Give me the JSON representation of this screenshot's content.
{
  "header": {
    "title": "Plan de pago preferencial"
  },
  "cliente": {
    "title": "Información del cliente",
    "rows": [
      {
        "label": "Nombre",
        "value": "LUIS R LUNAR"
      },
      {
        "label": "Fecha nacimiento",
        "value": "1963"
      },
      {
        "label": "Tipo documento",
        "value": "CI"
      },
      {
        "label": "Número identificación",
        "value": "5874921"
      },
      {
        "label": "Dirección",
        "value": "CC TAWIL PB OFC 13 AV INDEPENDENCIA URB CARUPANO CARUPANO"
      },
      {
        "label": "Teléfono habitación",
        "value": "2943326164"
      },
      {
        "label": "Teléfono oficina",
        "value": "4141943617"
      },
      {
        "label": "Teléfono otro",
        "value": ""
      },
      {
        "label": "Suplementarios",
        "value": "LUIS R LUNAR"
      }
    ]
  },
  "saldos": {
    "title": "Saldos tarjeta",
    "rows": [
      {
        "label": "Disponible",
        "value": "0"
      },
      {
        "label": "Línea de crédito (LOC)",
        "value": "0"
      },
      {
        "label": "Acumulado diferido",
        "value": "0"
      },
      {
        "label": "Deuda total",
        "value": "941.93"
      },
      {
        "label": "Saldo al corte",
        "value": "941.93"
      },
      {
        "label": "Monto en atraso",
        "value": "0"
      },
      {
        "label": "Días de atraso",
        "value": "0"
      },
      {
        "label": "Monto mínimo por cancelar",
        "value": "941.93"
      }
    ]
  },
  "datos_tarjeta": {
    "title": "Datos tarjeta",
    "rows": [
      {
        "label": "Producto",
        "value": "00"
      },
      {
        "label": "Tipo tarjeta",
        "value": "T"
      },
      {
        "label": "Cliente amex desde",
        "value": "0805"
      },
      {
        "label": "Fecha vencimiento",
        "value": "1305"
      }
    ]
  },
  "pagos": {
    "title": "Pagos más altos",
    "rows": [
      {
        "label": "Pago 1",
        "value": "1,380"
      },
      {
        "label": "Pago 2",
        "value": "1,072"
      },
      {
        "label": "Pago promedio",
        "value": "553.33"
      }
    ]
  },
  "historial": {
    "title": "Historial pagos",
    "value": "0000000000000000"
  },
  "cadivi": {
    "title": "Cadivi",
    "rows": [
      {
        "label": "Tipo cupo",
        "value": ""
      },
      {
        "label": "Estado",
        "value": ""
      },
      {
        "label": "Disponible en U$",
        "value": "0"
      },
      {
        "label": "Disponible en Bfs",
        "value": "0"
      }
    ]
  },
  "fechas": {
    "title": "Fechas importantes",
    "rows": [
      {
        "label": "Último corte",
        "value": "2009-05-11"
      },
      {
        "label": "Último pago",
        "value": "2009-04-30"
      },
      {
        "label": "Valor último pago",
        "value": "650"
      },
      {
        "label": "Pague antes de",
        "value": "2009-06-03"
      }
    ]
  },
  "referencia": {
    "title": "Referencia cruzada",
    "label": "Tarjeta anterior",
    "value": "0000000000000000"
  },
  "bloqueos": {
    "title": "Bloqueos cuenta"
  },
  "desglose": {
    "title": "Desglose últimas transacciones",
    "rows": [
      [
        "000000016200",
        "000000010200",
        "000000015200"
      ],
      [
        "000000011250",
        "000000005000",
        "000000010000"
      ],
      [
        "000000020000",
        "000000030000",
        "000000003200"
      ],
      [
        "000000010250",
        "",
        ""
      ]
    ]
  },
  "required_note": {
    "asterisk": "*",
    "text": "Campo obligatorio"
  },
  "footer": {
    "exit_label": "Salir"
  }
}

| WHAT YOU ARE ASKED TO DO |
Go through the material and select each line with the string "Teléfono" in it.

| WRITTEN RESPONSE |
        "label": "Teléfono habitación",
        "label": "Teléfono oficina",
        "label": "Teléfono otro",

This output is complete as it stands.